Publication Date: 1/1/2003
Citation: Subbarao, K., Chen, H., Swayne, D.E., Mingay, L., Fodor, E., Brownlee, G., Xu, X., Lu, X., Katz, J., Cox, N. 2003. Evaluation Of A Genetically Modified Reassortant H5N1 Influenza A Virus Vaccine Candidate Generated By Plasmid-Based Reverse Genetics. Virology 305:192-200.

Interpretive Summary: Avian influenza viruses of the H5N1 subtype caused human infections in Hong Kong during 1997. The current inactivated human influenza vaccine does not contain an H5 vaccine virus and thus the human population does not have any protection from the H5N1 influenza.
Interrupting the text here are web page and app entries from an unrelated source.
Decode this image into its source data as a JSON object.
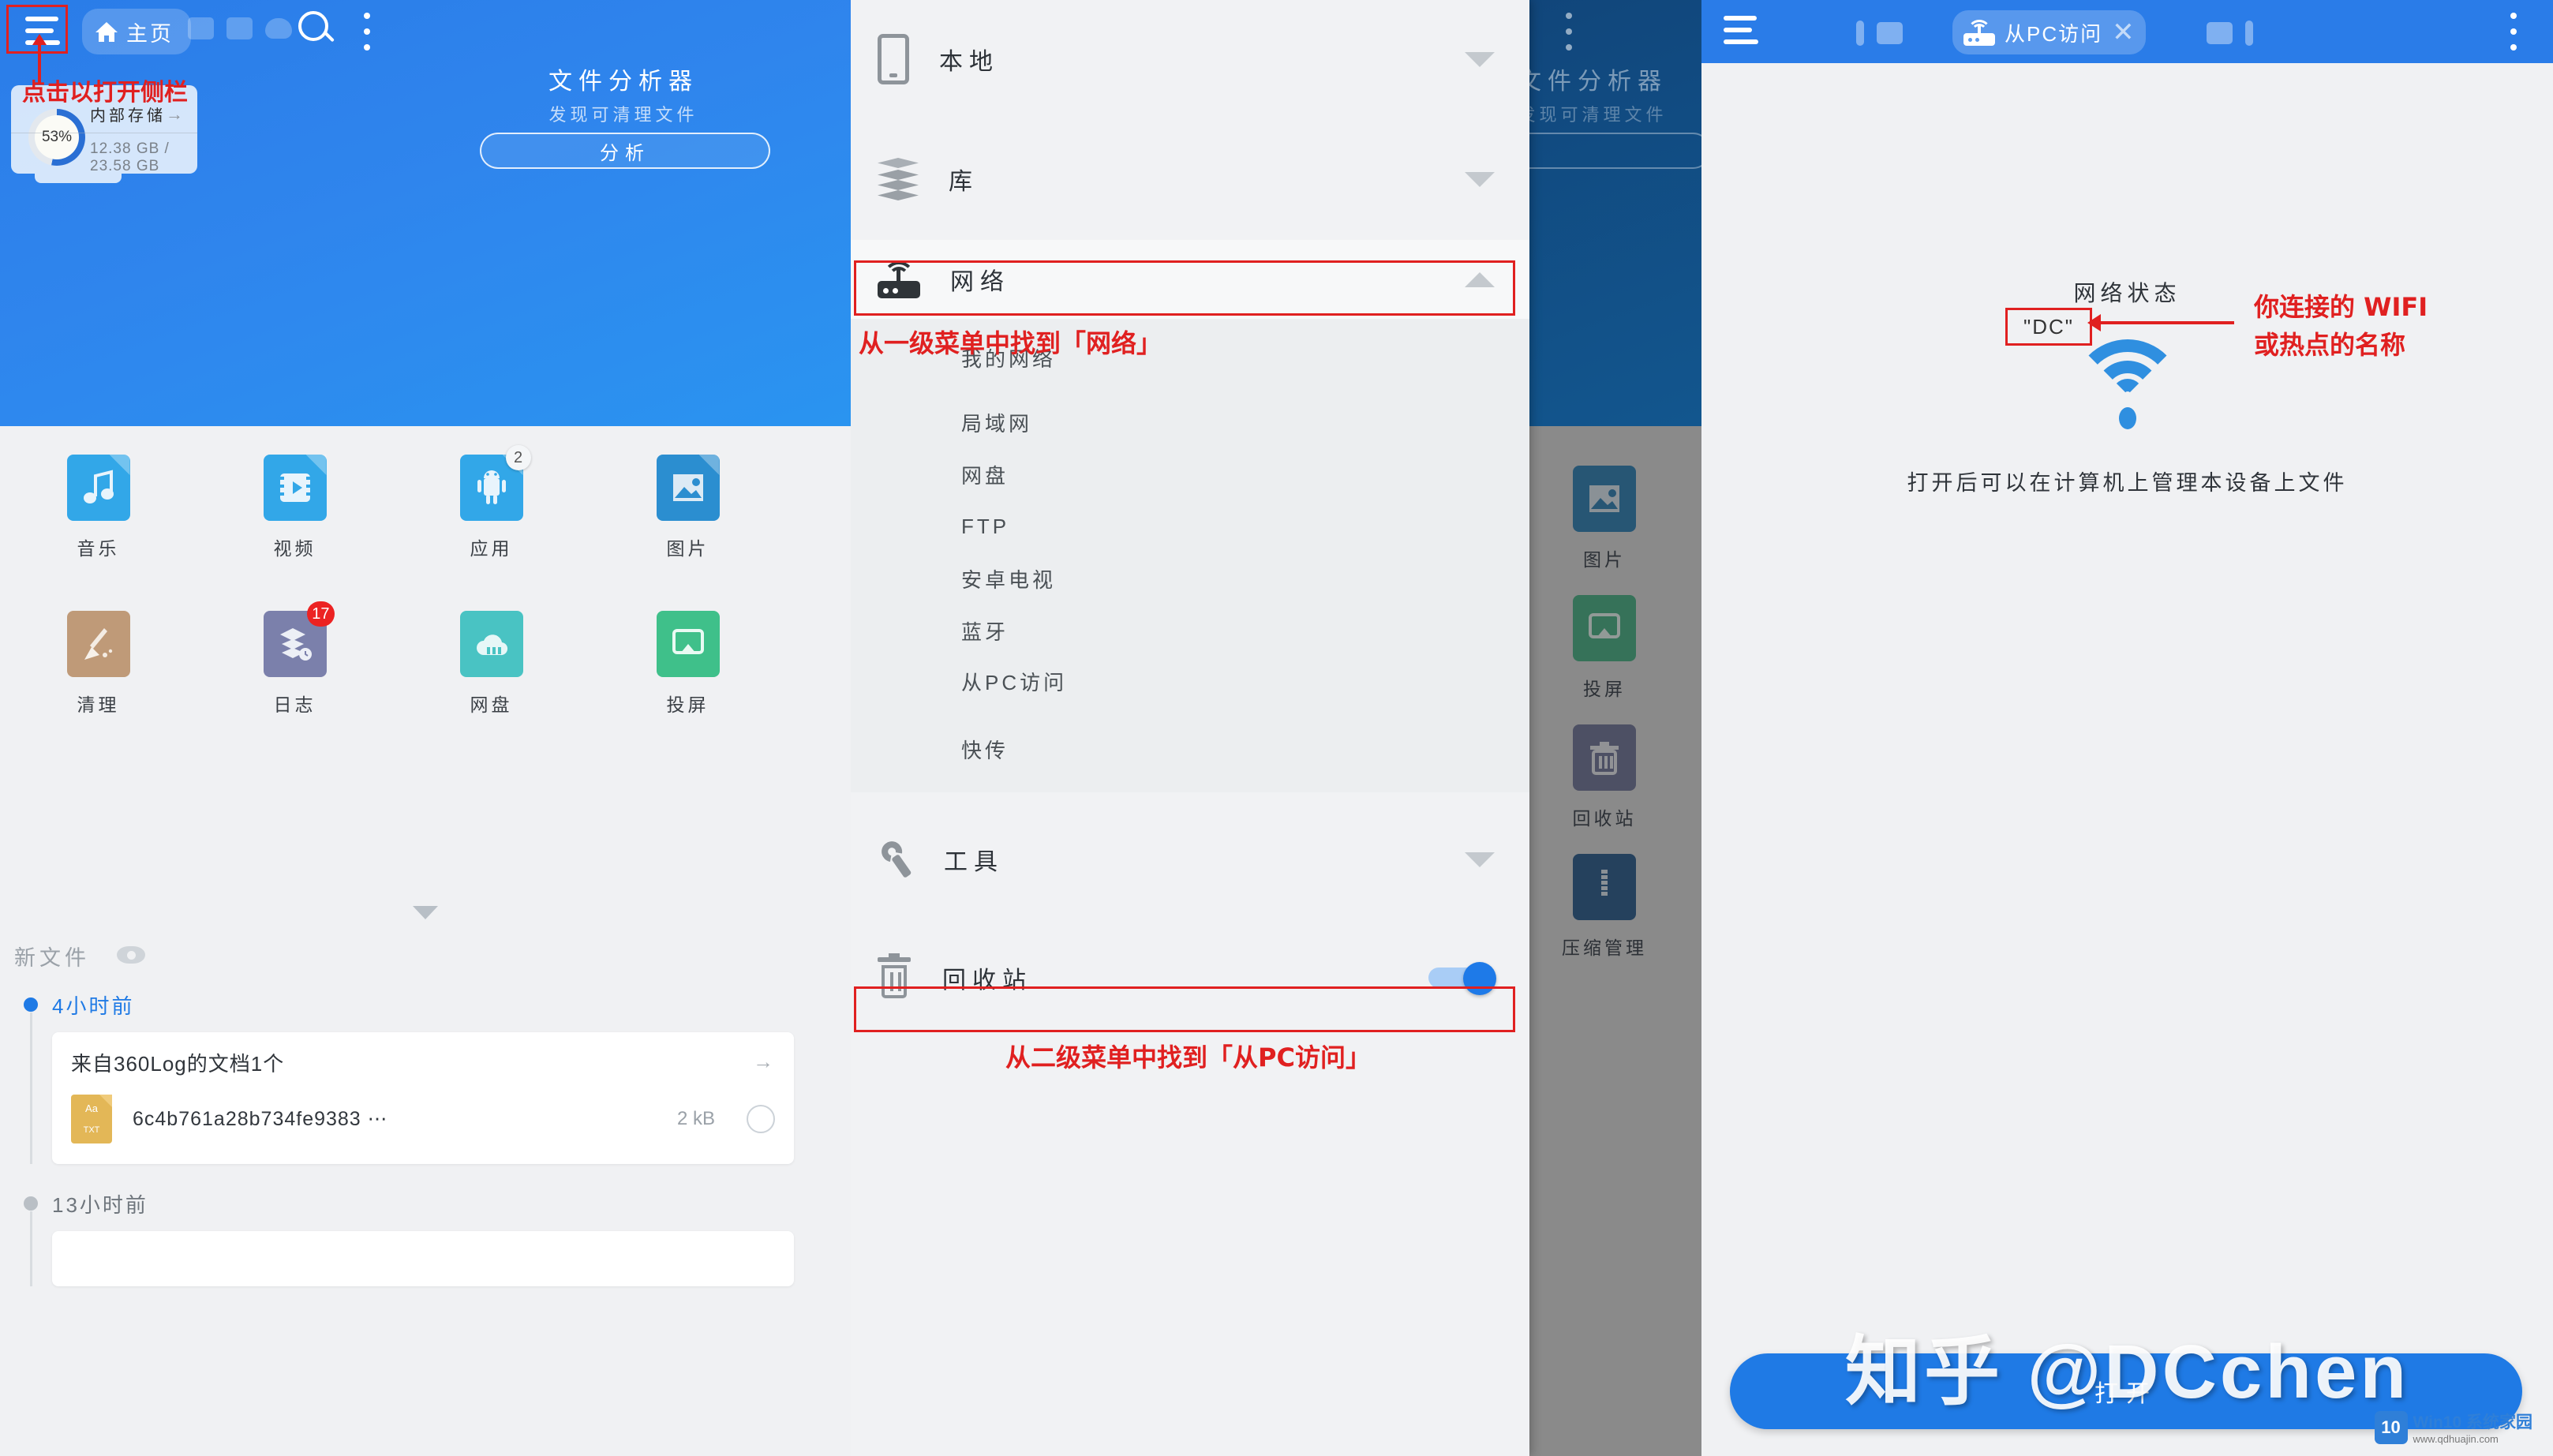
{
  "panel1": {
    "topbar": {
      "menu_icon": "hamburger-icon",
      "tab_home_label": "主页",
      "search_icon": "search-icon",
      "overflow_icon": "kebab-menu-icon"
    },
    "hero": {
      "title": "文件分析器",
      "subtitle": "发现可清理文件",
      "analyze_button": "分析"
    },
    "storage_card": {
      "percent": "53%",
      "percent_value": 53,
      "name": "内部存储",
      "size": "12.38 GB / 23.58 GB"
    },
    "annotation": "点击以打开侧栏",
    "grid": [
      {
        "label": "音乐",
        "icon": "music-note-icon",
        "glyph": "♫",
        "color": "#32a7e8",
        "badge": ""
      },
      {
        "label": "视频",
        "icon": "video-film-icon",
        "glyph": "▶",
        "color": "#32a7e8",
        "badge": ""
      },
      {
        "label": "应用",
        "icon": "android-robot-icon",
        "glyph": "▢",
        "color": "#32a7e8",
        "badge": "2"
      },
      {
        "label": "图片",
        "icon": "image-picture-icon",
        "glyph": "◰",
        "color": "#2b8ed0",
        "badge": ""
      },
      {
        "label": "清理",
        "icon": "broom-clean-icon",
        "glyph": "✐",
        "color": "#bf9a78",
        "badge": ""
      },
      {
        "label": "日志",
        "icon": "layers-log-icon",
        "glyph": "◆",
        "color": "#7b80ab",
        "badge": "17"
      },
      {
        "label": "网盘",
        "icon": "cloud-drive-icon",
        "glyph": "☁",
        "color": "#49c3c3",
        "badge": ""
      },
      {
        "label": "投屏",
        "icon": "cast-screen-icon",
        "glyph": "△",
        "color": "#3fc08a",
        "badge": ""
      }
    ],
    "newfiles_label": "新文件",
    "timeline": [
      {
        "time": "4小时前",
        "color": "#1f7ae5",
        "active": true
      },
      {
        "time": "13小时前",
        "color": "#b9bfc5",
        "active": false
      }
    ],
    "file_card": {
      "title": "来自360Log的文档1个",
      "file_name": "6c4b761a28b734fe9383 ⋯",
      "file_size": "2 kB",
      "file_type": "TXT",
      "file_type_sub": "Aa"
    }
  },
  "panel2": {
    "background": {
      "title": "文件分析器",
      "subtitle": "发现可清理文件",
      "items": [
        {
          "label": "图片",
          "color": "#2b8ed0",
          "glyph": "◰"
        },
        {
          "label": "投屏",
          "color": "#3fc08a",
          "glyph": "△"
        },
        {
          "label": "回收站",
          "color": "#7b80ab",
          "glyph": "Ὕ1"
        },
        {
          "label": "压缩管理",
          "color": "#2f6ba8",
          "glyph": "❘"
        }
      ]
    },
    "drawer": {
      "sections": [
        {
          "label": "本地",
          "icon": "phone-device-icon",
          "expanded": false
        },
        {
          "label": "库",
          "icon": "layers-library-icon",
          "expanded": false
        },
        {
          "label": "网络",
          "icon": "router-network-icon",
          "expanded": true,
          "highlighted": true
        }
      ],
      "network_children": [
        "我的网络",
        "局域网",
        "网盘",
        "FTP",
        "安卓电视",
        "蓝牙",
        "从PC访问",
        "快传"
      ],
      "highlighted_child": "从PC访问",
      "tools_label": "工具",
      "tools_icon": "wrench-tools-icon",
      "recycle_label": "回收站",
      "recycle_icon": "trash-bin-icon",
      "recycle_toggle_on": true
    },
    "annotations": {
      "first": "从一级菜单中找到「网络」",
      "second": "从二级菜单中找到「从PC访问」"
    }
  },
  "panel3": {
    "topbar": {
      "menu_icon": "hamburger-icon",
      "tab_label": "从PC访问",
      "tab_icon": "router-network-icon",
      "close_icon": "close-x-icon",
      "overflow_icon": "kebab-menu-icon"
    },
    "network_status_label": "网络状态",
    "ssid": "\"DC\"",
    "wifi_icon": "wifi-signal-icon",
    "description": "打开后可以在计算机上管理本设备上文件",
    "annotation_line1": "你连接的 WIFI",
    "annotation_line2": "或热点的名称",
    "open_button": "打开",
    "watermark": "知乎 @DCchen",
    "watermark2": {
      "logo": "10",
      "title": "Win10 系统家园",
      "url": "www.qdhuajin.com"
    }
  },
  "colors": {
    "brand_blue": "#2a7ce8",
    "accent_red": "#e02020",
    "toggle_on": "#1e7ae8",
    "badge_red": "#ec2222"
  }
}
This study developed a new H5 vaccine virus strain through molecular biotechnology that can potentially be used as an inactivated human vaccine virus should the H5 influenza subtype emerge in the human population.
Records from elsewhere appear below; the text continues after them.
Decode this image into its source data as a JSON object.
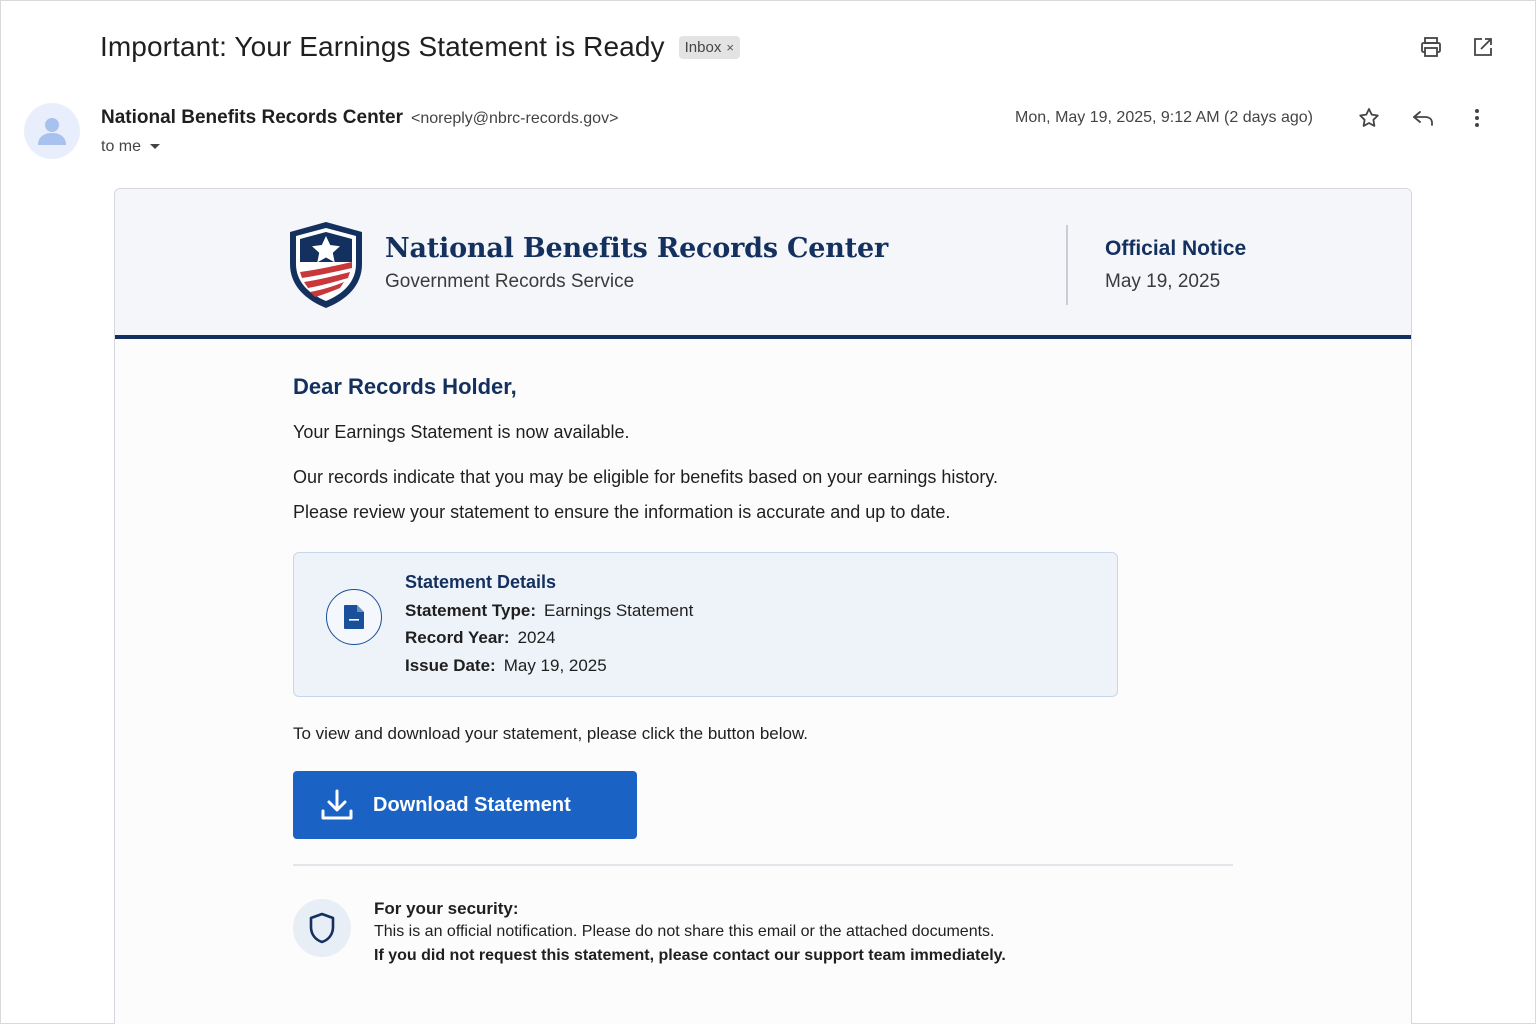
{
  "email": {
    "subject": "Important: Your Earnings Statement is Ready",
    "label_chip": "Inbox",
    "label_chip_close": "×",
    "sender_name": "National Benefits Records Center",
    "sender_email": "<noreply@nbrc-records.gov>",
    "recipient": "to me",
    "date": "Mon, May 19, 2025, 9:12 AM (2 days ago)",
    "toolbar_icons": [
      "print-icon",
      "open-in-new-window-icon"
    ],
    "action_icons": [
      "star-icon",
      "reply-icon",
      "more-vert-icon"
    ]
  },
  "letter": {
    "header": {
      "org_name": "National Benefits Records Center",
      "org_subtitle": "Government Records Service",
      "notice_title": "Official Notice",
      "notice_date": "May 19, 2025"
    },
    "greeting": "Dear Records Holder,",
    "para1": "Your Earnings Statement is now available.",
    "para2": "Our records indicate that you may be eligible for benefits based on your earnings history.",
    "para3": "Please review your statement to ensure the information is accurate and up to date.",
    "details": {
      "title": "Statement Details",
      "type_label": "Statement Type:",
      "type_value": "Earnings Statement",
      "year_label": "Record Year:",
      "year_value": "2024",
      "issue_label": "Issue Date:",
      "issue_value": "May 19, 2025"
    },
    "para4": "To view and download your statement, please click the button below.",
    "download_button": "Download Statement",
    "security": {
      "title": "For your security:",
      "line1": "This is an official notification. Please do not share this email or the attached documents.",
      "line2": "If you did not request this statement, please contact our support team immediately."
    }
  },
  "colors": {
    "brand_navy": "#13305f",
    "button_blue": "#1a62c4",
    "flag_red": "#c8373a"
  }
}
Technical Abstract: Reports that avian influenza A H5N1 viruses that are similar to those that infected humans in HK in 1997 continue to circulate in waterfowl and have reemerged in poultry in the region raise concerns that these viruses could reappear in humans. The currently licensed trivalent inactivated influenza vaccines contain influenza A antigens prepared from seed viruses containing hemagglutinin (HA) and neuraminidase genes from epidemic strains in a background of internal genes derived from the vaccine donor strain, A/Puerto Rico/8/34 (PR8). Such reassortant candidate vaccine viruses are currently not available for the prevention of human infections by H5N1 influenza viruses. A transfectant H5N1/PR8 virus was generated by co-transfecting 293-T cells with 8 plasmids encoding the virion RNA segments and 4 plasmids expressing the ribonucleoproteins. The H5 HA gene was modified by replacement of the multibasic cleavage site associated with high pathogenicity in chickens with the sequence seen in nonpathogenic avian viruses. The antigenicity of the H5 HA was preserved in the H5N1/PR8 transfectant virus. Unlike the H5N1 parent virus, the H5N1/PR8 transfectant virus replicated poorly in chickens following intravenous inoculation and was not highly pathogenic for chickens. In mice, this virus replicated in the lungs but, unlike the H5N1 parent virus, failed to replicate in extrapulmonary tissues following intranasal inoculation and was not lethal for BALB/c mice. Thus, the removal of the multibasic amino acid motif in the HA gene and the new genotype of the H5N1/PR8 transfectant virus attenuated the virus for chickens and mice without altering the antigenicity of the HA. A formalin-inactivated vaccine prepared from this virus was immunogenic and protected mice from subsequent wild-type H5N1 virus challenge. The H5N1/PR8 transfectant virus demonstrates properties that are desirable in a vaccine and make it a promising candidate for further evaluation in humans.